|That clause: partial sentence, expresses e.g. a belief (propositional attitude). This content is intensional, i.e. it is not objective. For some authors, the partial sentence "that it is raining" is the name of the sentence "It is raining"._____________Annotation: The above characterizations of concepts are neither definitions nor exhausting presentations of problems related to them. Instead, they are intended to give a short introduction to the contributions below. – Lexicon of Arguments. |
That-clause/Field: does not require a literal representation - e.g. "that snow is white" can be expressed in every language - speech-independent - then a language (Ms) with ""p" means that p" is a special case of the language (M) with ""e" (whereby e is a subsentential expression and means, for example, "dog." That is, "<>" is a formal representation of our normal means of meaning attribution - ((s) the expression in angle brackets is our own) - Scheme characters: "p" and "e" here in relation to an individual, i.e. idiolect.
Then "that p as I understand it now" must not be a literal representation. - angle bracket: it cannot be shown that "metacompact" does not mean

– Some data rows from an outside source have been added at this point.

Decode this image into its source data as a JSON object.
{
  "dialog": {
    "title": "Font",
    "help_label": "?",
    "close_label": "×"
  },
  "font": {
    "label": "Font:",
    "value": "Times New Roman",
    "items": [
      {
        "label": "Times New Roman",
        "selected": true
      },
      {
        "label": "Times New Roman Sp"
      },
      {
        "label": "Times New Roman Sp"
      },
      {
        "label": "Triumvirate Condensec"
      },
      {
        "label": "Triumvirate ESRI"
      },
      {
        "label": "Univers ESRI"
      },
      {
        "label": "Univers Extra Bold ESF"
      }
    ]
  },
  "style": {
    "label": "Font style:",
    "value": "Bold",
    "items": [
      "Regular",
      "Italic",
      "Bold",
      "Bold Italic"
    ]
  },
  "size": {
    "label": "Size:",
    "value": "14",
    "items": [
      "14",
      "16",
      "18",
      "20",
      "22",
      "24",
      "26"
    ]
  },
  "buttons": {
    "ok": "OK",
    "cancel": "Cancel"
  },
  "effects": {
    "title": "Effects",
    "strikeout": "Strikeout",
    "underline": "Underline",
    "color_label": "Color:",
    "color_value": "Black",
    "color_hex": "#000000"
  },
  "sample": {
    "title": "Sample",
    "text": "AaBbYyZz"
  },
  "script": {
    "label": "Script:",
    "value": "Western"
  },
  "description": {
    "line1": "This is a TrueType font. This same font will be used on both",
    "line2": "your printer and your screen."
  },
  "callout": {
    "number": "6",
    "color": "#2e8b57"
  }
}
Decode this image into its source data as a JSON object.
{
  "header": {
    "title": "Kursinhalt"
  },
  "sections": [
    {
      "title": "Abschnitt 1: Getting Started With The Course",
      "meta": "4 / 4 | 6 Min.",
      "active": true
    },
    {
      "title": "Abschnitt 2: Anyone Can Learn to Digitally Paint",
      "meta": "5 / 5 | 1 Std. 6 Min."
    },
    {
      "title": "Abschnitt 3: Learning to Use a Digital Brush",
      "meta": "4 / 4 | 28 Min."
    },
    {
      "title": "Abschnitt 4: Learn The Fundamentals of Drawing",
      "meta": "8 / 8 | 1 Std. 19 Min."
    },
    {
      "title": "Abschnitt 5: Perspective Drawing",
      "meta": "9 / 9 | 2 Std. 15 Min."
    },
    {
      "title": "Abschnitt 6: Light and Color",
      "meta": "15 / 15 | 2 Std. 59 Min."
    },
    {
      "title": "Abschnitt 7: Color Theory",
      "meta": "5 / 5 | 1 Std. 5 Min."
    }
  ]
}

that it means the same as "rabbit" as I understand it in the actual moment. - ((s) In the actual world, in my idiolect).
Angle brackets: for sentences, we can also assume that-clauses.
Understanding: For example, if I do not understand "grug", I will not accept the following: "grug" means
Realism, Mathematics and Modality Oxford New York 1989
Truth and the Absence of Fact Oxford New York 2001
Science without numbers Princeton New Jersey 1980
"Realism and Relativism", The Journal of Philosophy, 76 (1982), pp. 553-67
Theories of Truth, Paul Horwich, Aldershot 1994